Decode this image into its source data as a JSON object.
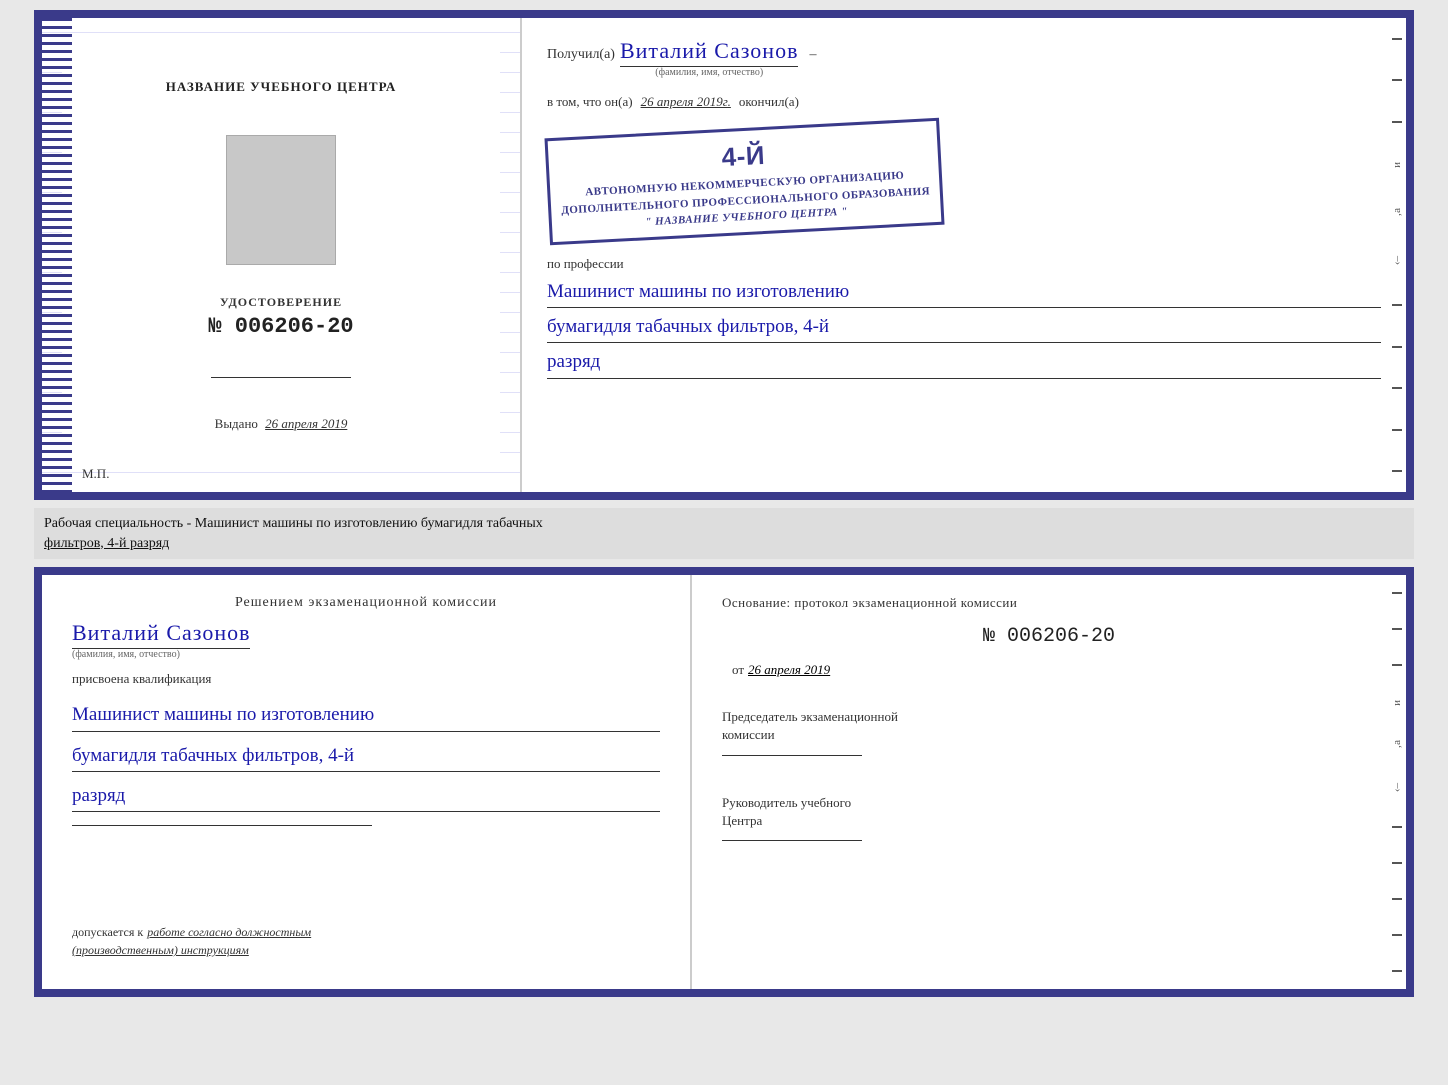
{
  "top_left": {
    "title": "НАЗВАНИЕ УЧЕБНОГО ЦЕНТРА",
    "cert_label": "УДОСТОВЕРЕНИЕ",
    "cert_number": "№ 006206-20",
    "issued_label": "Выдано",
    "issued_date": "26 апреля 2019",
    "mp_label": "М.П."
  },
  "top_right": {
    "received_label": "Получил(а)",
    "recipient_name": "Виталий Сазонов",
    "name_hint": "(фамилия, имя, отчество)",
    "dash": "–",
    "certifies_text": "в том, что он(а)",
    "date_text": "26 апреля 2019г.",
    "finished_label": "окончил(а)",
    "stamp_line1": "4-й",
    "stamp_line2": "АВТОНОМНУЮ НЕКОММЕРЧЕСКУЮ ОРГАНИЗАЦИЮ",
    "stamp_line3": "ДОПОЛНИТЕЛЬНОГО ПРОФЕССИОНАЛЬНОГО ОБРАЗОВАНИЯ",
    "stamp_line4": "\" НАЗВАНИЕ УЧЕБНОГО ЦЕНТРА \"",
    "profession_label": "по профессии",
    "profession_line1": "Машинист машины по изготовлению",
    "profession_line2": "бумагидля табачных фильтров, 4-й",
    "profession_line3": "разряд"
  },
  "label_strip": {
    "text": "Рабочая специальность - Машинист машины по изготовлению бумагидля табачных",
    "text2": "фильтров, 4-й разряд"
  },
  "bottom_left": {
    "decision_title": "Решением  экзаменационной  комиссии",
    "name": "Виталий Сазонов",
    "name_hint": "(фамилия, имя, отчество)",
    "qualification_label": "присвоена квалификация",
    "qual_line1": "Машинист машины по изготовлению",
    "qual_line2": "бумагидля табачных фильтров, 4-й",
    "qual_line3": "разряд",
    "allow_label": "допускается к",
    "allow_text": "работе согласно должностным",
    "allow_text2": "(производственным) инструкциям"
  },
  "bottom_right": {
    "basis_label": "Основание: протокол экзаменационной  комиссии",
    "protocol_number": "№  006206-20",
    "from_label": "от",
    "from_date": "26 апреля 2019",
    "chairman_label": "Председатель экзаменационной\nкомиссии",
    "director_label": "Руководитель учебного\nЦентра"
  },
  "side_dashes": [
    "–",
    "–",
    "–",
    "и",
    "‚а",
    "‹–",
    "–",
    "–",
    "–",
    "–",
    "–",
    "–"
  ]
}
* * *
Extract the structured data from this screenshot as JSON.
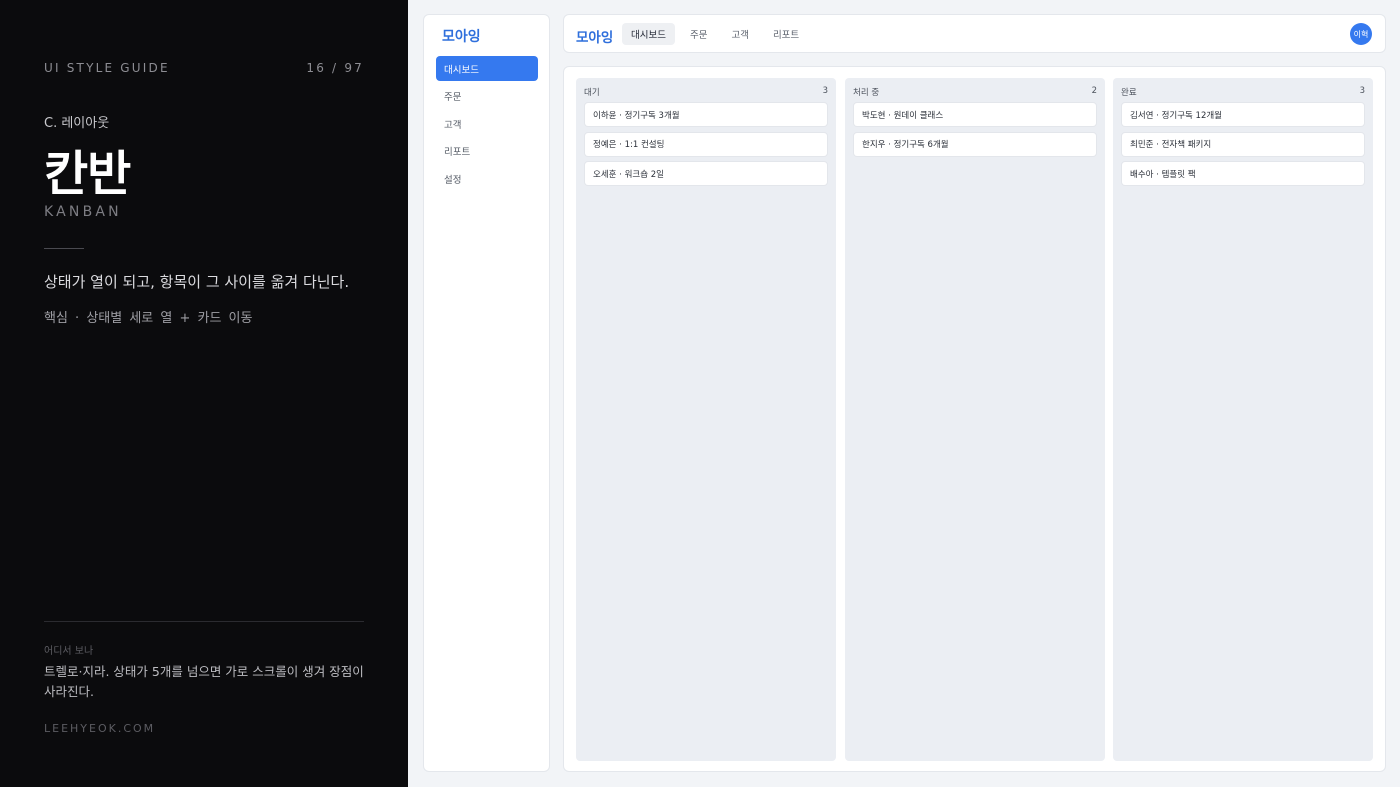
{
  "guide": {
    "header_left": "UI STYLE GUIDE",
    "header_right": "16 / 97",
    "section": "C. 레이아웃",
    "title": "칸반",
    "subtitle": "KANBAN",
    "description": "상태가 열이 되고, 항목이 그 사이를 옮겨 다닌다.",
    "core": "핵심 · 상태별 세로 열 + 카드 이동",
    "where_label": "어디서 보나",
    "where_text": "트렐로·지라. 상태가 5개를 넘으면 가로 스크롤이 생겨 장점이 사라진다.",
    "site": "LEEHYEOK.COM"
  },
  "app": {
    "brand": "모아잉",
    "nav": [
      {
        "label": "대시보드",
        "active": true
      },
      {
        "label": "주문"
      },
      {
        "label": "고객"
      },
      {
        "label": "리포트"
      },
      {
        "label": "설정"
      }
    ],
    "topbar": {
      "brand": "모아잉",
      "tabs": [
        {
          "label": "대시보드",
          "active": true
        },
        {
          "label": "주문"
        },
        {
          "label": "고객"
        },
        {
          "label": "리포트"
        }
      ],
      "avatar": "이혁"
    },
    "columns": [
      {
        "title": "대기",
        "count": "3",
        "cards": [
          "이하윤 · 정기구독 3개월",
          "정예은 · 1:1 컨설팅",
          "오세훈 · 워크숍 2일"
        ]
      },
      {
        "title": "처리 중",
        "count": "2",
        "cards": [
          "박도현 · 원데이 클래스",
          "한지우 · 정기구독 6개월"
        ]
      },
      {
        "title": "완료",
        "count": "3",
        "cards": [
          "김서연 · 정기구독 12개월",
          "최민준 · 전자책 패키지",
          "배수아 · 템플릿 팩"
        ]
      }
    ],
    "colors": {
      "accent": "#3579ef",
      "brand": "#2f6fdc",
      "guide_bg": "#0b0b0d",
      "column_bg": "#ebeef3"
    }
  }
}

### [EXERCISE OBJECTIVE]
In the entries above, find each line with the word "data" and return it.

### [ANSWER BELOW]
Decode this image into its source data as a JSON object.
Extract the structured data from this screenshot as JSON.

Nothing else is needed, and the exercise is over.